(App and web page records)
....
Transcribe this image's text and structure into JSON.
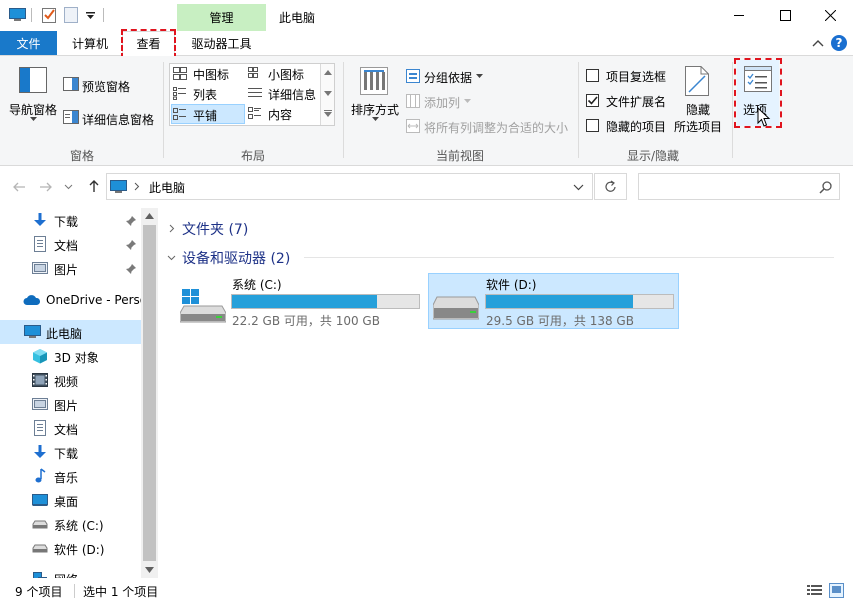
{
  "title_bar": {
    "contextual_tab_group": "管理",
    "window_title": "此电脑"
  },
  "ribbon_tabs": [
    "文件",
    "计算机",
    "查看",
    "驱动器工具"
  ],
  "ribbon": {
    "pane_group": {
      "nav_pane": "导航窗格",
      "preview_pane": "预览窗格",
      "details_pane": "详细信息窗格",
      "name": "窗格"
    },
    "layout_group": {
      "items": [
        "中图标",
        "小图标",
        "列表",
        "详细信息",
        "平铺",
        "内容"
      ],
      "selected": "平铺",
      "name": "布局"
    },
    "current_view_group": {
      "sort_by": "排序方式",
      "group_by": "分组依据",
      "add_columns": "添加列",
      "size_all_columns": "将所有列调整为合适的大小",
      "name": "当前视图"
    },
    "show_hide_group": {
      "item_check_boxes": "项目复选框",
      "file_name_extensions": "文件扩展名",
      "hidden_items": "隐藏的项目",
      "hide_selected_1": "隐藏",
      "hide_selected_2": "所选项目",
      "checked": {
        "item_check_boxes": false,
        "file_name_extensions": true,
        "hidden_items": false
      },
      "name": "显示/隐藏"
    },
    "options_label": "选项"
  },
  "address_bar": {
    "path": "此电脑"
  },
  "nav_pane": {
    "items": [
      {
        "label": "下载",
        "icon": "download-icon",
        "pinned": true
      },
      {
        "label": "文档",
        "icon": "document-icon",
        "pinned": true
      },
      {
        "label": "图片",
        "icon": "pictures-icon",
        "pinned": true
      },
      {
        "label": "OneDrive - Perso",
        "icon": "onedrive-icon"
      },
      {
        "label": "此电脑",
        "icon": "pc-icon",
        "selected": true
      },
      {
        "label": "3D 对象",
        "icon": "3d-objects-icon"
      },
      {
        "label": "视频",
        "icon": "videos-icon"
      },
      {
        "label": "图片",
        "icon": "pictures-icon"
      },
      {
        "label": "文档",
        "icon": "document-icon"
      },
      {
        "label": "下载",
        "icon": "download-icon"
      },
      {
        "label": "音乐",
        "icon": "music-icon"
      },
      {
        "label": "桌面",
        "icon": "desktop-icon"
      },
      {
        "label": "系统 (C:)",
        "icon": "drive-icon"
      },
      {
        "label": "软件 (D:)",
        "icon": "drive-icon"
      },
      {
        "label": "网络",
        "icon": "network-icon"
      }
    ]
  },
  "content": {
    "folders_header": "文件夹 (7)",
    "devices_header": "设备和驱动器 (2)",
    "drives": [
      {
        "name": "系统 (C:)",
        "free_text": "22.2 GB 可用，共 100 GB",
        "used_fraction": 0.778
      },
      {
        "name": "软件 (D:)",
        "free_text": "29.5 GB 可用，共 138 GB",
        "used_fraction": 0.786
      }
    ]
  },
  "status_bar": {
    "item_count": "9 个项目",
    "selected_count": "选中 1 个项目"
  },
  "colors": {
    "file_tab": "#1979ca",
    "manage_tab": "#c8efc2",
    "selection": "#cce8ff",
    "selection_border": "#99d1ff",
    "progress": "#26a0da",
    "highlight": "#e0141e",
    "help": "#1a6fd0"
  }
}
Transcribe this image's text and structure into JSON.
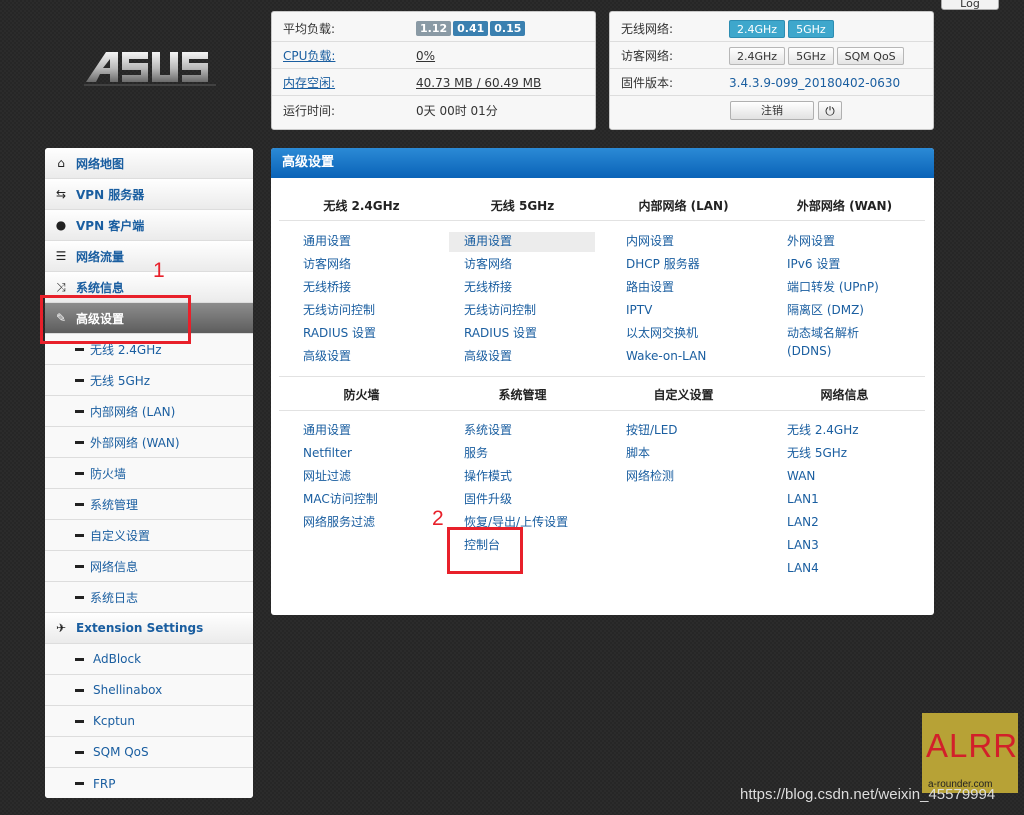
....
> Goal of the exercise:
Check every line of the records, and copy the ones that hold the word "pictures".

> Task result:
        "icon": "pictures-icon",
        "icon": "pictures-icon"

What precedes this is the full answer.